Using Amazon to boost your own PR
We’ve seen how Amazon public relations works. But how can you use Amazon’s PR approach to enhance your own efforts?
A 2020 study from data intelligence company Morning Consult found that more Americans trusted Amazon than the government, religious leaders or even Tom Hanks.
PR campaigns often piggyback off the authority of other brands. After all, that’s why partnerships are such a big deal. Because the public trusts Amazon, they also afford a basic level of trust to the brands it chooses to host on its site.
Read more about partnerships: The PR Power of Brand Partnerships.
Here are some other reasons why Amazon is a good choice for a PR partnership.
- People go there primed to buy. Every impression you get on Amazon is from someone actively looking to purchase.
- It comes with the standby of community engagement (reviews, ratings and comment sections,) built-in. It’s therefore incredibly easy to reach out to your community.
- It’s fast. You don’t need to spend time or money investing in an SEO strategy — Amazon’s search feature takes care of most of it for you.
Okay, but how do you use Amazon most effectively?
The most important step is to build attractive product listings. Like the landing page on your website, it’s the first thing your audience will see. Use plenty of high-quality images and clear, informative copy to draw in readers.

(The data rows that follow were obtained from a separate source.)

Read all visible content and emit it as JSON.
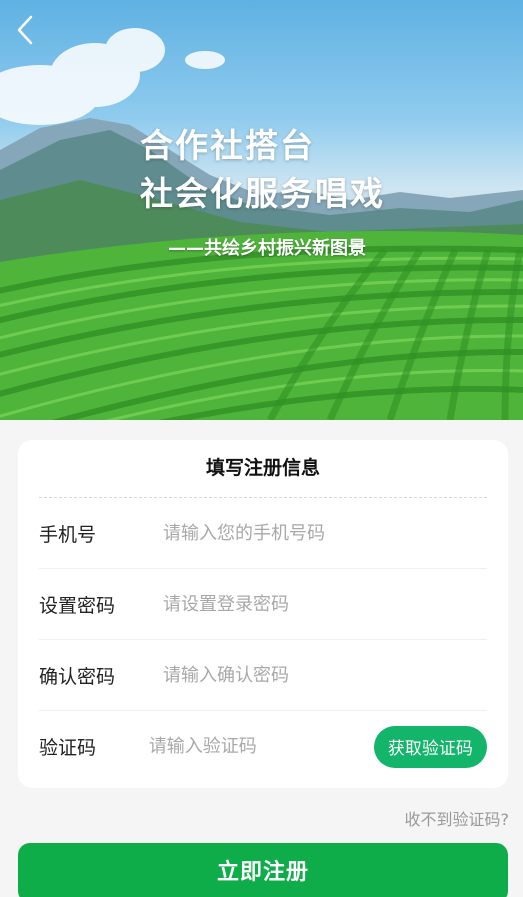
{
  "hero": {
    "slogan_line1": "合作社搭台",
    "slogan_line2": "社会化服务唱戏",
    "sub_slogan": "——共绘乡村振兴新图景",
    "icons": {
      "back": "chevron-left-icon"
    }
  },
  "form": {
    "title": "填写注册信息",
    "phone": {
      "label": "手机号",
      "placeholder": "请输入您的手机号码",
      "value": ""
    },
    "password": {
      "label": "设置密码",
      "placeholder": "请设置登录密码",
      "value": ""
    },
    "confirm": {
      "label": "确认密码",
      "placeholder": "请输入确认密码",
      "value": ""
    },
    "code": {
      "label": "验证码",
      "placeholder": "请输入验证码",
      "value": "",
      "button": "获取验证码"
    }
  },
  "help_link": "收不到验证码?",
  "submit_label": "立即注册",
  "colors": {
    "accent": "#0fad4a",
    "code_button": "#13b56a",
    "placeholder": "#a8a8a8",
    "background": "#f5f5f5"
  }
}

And keep it skimmable — there are so many products out there, most people won’t bother to read detailed descriptions.
You should also take advantage of Amazon’s community engagement features.
Be as active on your product page as you can, and that doesn’t just mean responding to reviews. Many products also have FAQ sections where customers can ask questions about the product before buying. Answering these will show your brand is highly engaged and cares about the customer experience.
Finally, you should integrate Amazon with the rest of your PR activity.
Happily, Amazon makes this incredibly easy and even incentivises it. A 2021 programme, for instance, directly rewarded brands who drove traffic to Amazon listings from off-site.
You can also create coupon codes specifically for sharing on social media. This encourages existing fans to follow you on other platforms in the hopes of snagging a nice deal, and funnels people who find you on social media to your Amazon page.
Basically, it’s a win-win situation.